Two key discoveries initiated the research I’ve conducted with the help of the Rappaport Foundation. The first is that one of the earliest abnormalities in brains of individuals with AD is found in their endosomes, which are the structures that enable substances to enter cells and circulate from one structure to the other. The second discovery is that AD involves pathways that can lead to a specific form of cell death called apoptosis, the genetically programmed cell death that limits cell life span, which may be regulated through the amyloid precursor protein (APP), the source of the brain plaques that are the hallmark of AD.
I hypothesized, based on these and other findings, that the interaction between APP and APP-BP1, which is an APP binding protein, may normally play a role in endocytosis, and when APP signaling goes awry, as we hypothesize happens when genetic Alzheimer mutations of APP occur, the interaction between the two proteins leads to over-activation and sustained stimulation of the endocytic process. This over-activation could play a role in the brain changes observed in AD.
During the course of the study I was able to show ways to rescue neurons from death by changing the activity of endosomal proteins along this pathway that is activated by interaction between APP and APP-BP1. The significance of these findings is two-fold. On the one hand, it validates previous findings of endosomal abnormalities in AD as being part of the causal chain of events leading to neurodegeneration, and on the other hand, it suggests that intervening in those steps in the pathway resulting in abnormal endocytosis may positively affect the fate of neurons in the disease. I was able to show further the specificity of the pathway, by demonstrating that blocking other proteins involved in endocytosis does not inhibit the cell death.
Through further data collection and research into the causes and potential prevention of cell death, my work as a Rappaport fellow has had significant implications in terms of our understanding of the processes of neurodegeneration occurring in the disease. My work shed light on one of the missing pieces of the puzzle in AD – the connection between abnormal processes of endocytosis and signaling through the APP pathway.

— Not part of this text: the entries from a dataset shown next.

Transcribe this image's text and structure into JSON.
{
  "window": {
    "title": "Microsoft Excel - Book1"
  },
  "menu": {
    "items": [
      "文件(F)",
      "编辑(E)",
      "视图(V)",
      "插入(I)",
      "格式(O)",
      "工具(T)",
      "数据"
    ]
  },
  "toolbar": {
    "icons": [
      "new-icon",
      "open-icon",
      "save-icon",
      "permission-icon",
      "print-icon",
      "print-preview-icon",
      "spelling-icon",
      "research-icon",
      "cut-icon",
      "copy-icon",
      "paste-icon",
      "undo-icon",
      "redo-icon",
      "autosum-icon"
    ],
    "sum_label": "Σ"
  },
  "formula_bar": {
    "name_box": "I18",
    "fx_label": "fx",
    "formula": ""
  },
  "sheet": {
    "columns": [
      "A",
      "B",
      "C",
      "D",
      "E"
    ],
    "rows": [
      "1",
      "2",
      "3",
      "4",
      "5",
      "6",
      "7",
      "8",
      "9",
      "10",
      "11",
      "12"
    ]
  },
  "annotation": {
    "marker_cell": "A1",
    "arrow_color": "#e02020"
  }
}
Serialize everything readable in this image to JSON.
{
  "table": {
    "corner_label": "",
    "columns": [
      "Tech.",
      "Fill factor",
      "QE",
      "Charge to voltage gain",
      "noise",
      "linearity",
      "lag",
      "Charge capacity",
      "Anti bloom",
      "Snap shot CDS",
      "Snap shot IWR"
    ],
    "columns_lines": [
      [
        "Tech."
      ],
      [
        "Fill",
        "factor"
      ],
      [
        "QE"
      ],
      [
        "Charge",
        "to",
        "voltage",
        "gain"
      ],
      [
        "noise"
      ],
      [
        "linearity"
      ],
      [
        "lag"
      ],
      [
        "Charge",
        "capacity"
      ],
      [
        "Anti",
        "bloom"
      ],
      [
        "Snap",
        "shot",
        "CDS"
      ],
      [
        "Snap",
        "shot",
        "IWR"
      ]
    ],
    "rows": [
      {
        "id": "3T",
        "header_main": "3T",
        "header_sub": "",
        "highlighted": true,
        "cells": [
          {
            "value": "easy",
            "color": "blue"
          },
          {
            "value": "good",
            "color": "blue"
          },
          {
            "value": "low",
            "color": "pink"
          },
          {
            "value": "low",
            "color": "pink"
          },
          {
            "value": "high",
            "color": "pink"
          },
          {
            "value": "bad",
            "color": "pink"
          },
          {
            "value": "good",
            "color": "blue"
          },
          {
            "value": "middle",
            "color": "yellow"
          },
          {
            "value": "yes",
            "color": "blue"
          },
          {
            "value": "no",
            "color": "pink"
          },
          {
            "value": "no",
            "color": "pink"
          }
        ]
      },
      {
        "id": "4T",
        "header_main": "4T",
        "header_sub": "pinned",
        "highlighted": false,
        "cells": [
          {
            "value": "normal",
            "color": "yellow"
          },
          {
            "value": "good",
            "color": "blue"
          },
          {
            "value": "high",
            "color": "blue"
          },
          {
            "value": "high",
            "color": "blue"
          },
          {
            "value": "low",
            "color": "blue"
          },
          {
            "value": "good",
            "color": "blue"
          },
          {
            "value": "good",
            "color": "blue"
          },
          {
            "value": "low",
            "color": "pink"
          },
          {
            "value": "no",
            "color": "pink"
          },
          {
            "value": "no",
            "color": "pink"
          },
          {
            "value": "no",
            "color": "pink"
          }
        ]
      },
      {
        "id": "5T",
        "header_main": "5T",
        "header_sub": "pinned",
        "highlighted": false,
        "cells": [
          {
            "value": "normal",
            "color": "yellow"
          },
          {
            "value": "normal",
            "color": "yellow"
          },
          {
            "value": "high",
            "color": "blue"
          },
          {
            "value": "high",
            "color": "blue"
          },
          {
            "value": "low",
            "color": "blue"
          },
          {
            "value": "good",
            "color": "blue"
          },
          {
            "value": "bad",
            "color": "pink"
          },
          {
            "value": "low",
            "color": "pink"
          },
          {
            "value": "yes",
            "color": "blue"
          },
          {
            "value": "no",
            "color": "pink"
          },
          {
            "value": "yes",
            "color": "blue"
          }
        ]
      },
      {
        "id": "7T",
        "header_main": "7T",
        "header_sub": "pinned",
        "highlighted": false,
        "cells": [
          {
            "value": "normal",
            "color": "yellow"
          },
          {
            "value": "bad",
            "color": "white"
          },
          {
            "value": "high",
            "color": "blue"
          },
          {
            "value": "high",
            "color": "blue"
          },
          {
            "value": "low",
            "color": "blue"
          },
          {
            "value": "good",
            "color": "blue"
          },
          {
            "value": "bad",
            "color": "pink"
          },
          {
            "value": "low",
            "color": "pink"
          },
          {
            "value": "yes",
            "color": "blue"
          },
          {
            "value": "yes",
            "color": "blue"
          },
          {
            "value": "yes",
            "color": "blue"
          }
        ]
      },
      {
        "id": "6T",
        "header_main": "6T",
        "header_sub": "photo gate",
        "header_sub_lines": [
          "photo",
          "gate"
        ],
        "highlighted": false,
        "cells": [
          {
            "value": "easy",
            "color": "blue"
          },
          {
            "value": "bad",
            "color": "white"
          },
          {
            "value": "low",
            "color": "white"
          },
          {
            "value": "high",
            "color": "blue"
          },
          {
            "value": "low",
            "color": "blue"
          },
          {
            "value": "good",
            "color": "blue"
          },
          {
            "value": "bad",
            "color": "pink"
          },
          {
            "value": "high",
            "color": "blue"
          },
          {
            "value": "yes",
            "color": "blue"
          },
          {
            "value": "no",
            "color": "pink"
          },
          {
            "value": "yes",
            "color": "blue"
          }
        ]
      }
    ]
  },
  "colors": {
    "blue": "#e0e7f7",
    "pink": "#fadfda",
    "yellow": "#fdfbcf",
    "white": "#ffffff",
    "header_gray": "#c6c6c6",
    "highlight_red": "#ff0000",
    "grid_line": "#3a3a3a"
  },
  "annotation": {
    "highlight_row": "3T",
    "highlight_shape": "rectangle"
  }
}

Not only did my experiments yield promising results, but this fellowship enabled me, within one year, to successfully develop this new field of research in AD. In addition, as a result of the data obtained and the further hypotheses stemming from it, I am seeking further collaborations with scientists in the Boston area focusing on different aspects of AD in order to assume a more integrated approach toward research in AD. This research has given me the opportunity to broaden my scientific knowledge as well as my methodological expertise, and has motivated me to proceed and further elaborate on this particular research project.